Every line containing the word "Landeshauptstadt" must be pulled from the records.

····················

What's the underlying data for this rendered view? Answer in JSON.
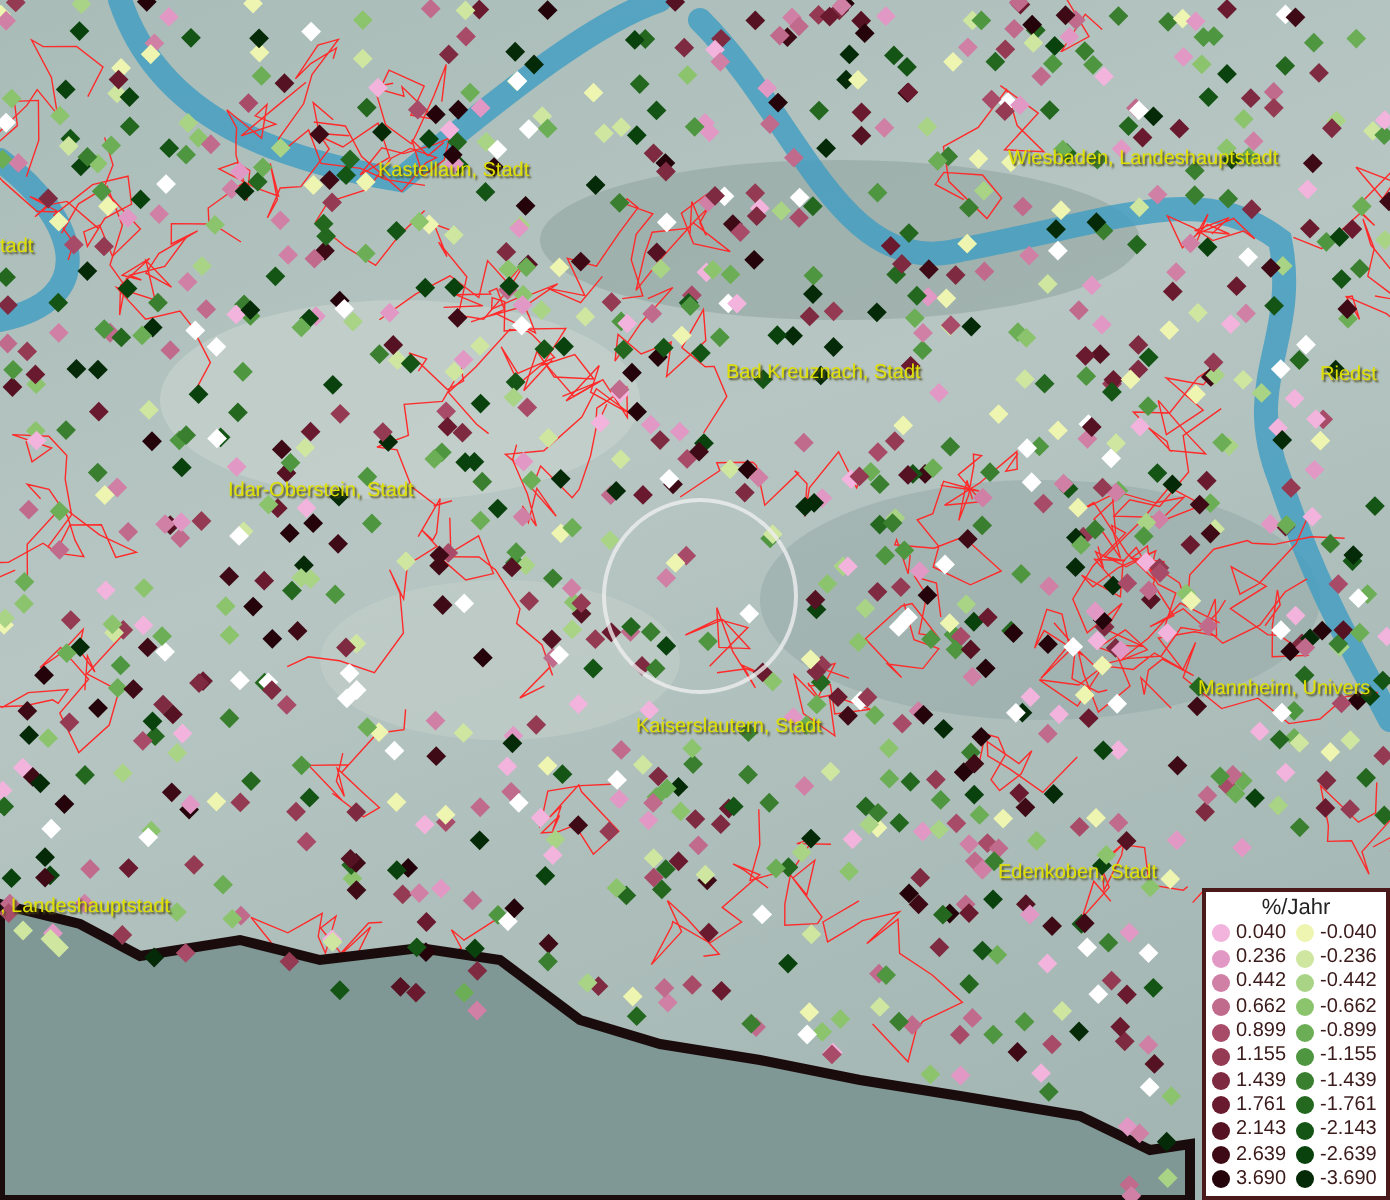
{
  "map": {
    "labels": [
      "Kastellaun, Stadt",
      "tadt",
      "Wiesbaden, Landeshauptstadt",
      "Riedst",
      "Bad Kreuznach, Stadt",
      "Idar-Oberstein, Stadt",
      "Kaiserslautern, Stadt",
      "Mannheim, Univers",
      "Edenkoben, Stadt",
      ", Landeshauptstadt"
    ]
  },
  "legend": {
    "title": "%/Jahr",
    "rows": [
      {
        "positive": {
          "label": "0.040",
          "color": "#f2b3dc"
        },
        "negative": {
          "label": "-0.040",
          "color": "#eef5b0"
        }
      },
      {
        "positive": {
          "label": "0.236",
          "color": "#e298c4"
        },
        "negative": {
          "label": "-0.236",
          "color": "#cfe6a0"
        }
      },
      {
        "positive": {
          "label": "0.442",
          "color": "#d07fa5"
        },
        "negative": {
          "label": "-0.442",
          "color": "#a9d485"
        }
      },
      {
        "positive": {
          "label": "0.662",
          "color": "#c06a8c"
        },
        "negative": {
          "label": "-0.662",
          "color": "#8cc46e"
        }
      },
      {
        "positive": {
          "label": "0.899",
          "color": "#a84b68"
        },
        "negative": {
          "label": "-0.899",
          "color": "#6cae55"
        }
      },
      {
        "positive": {
          "label": "1.155",
          "color": "#943a52"
        },
        "negative": {
          "label": "-1.155",
          "color": "#4e963f"
        }
      },
      {
        "positive": {
          "label": "1.439",
          "color": "#7e2a40"
        },
        "negative": {
          "label": "-1.439",
          "color": "#3a7f2f"
        }
      },
      {
        "positive": {
          "label": "1.761",
          "color": "#6a1a2e"
        },
        "negative": {
          "label": "-1.761",
          "color": "#246820"
        }
      },
      {
        "positive": {
          "label": "2.143",
          "color": "#551222"
        },
        "negative": {
          "label": "-2.143",
          "color": "#145516"
        }
      },
      {
        "positive": {
          "label": "2.639",
          "color": "#3e0a16"
        },
        "negative": {
          "label": "-2.639",
          "color": "#0a420e"
        }
      },
      {
        "positive": {
          "label": "3.690",
          "color": "#24040a"
        },
        "negative": {
          "label": "-3.690",
          "color": "#052a08"
        }
      }
    ]
  }
}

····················

• WRITTEN REPLY
      "Wiesbaden, Landeshauptstadt",
      ", Landeshauptstadt"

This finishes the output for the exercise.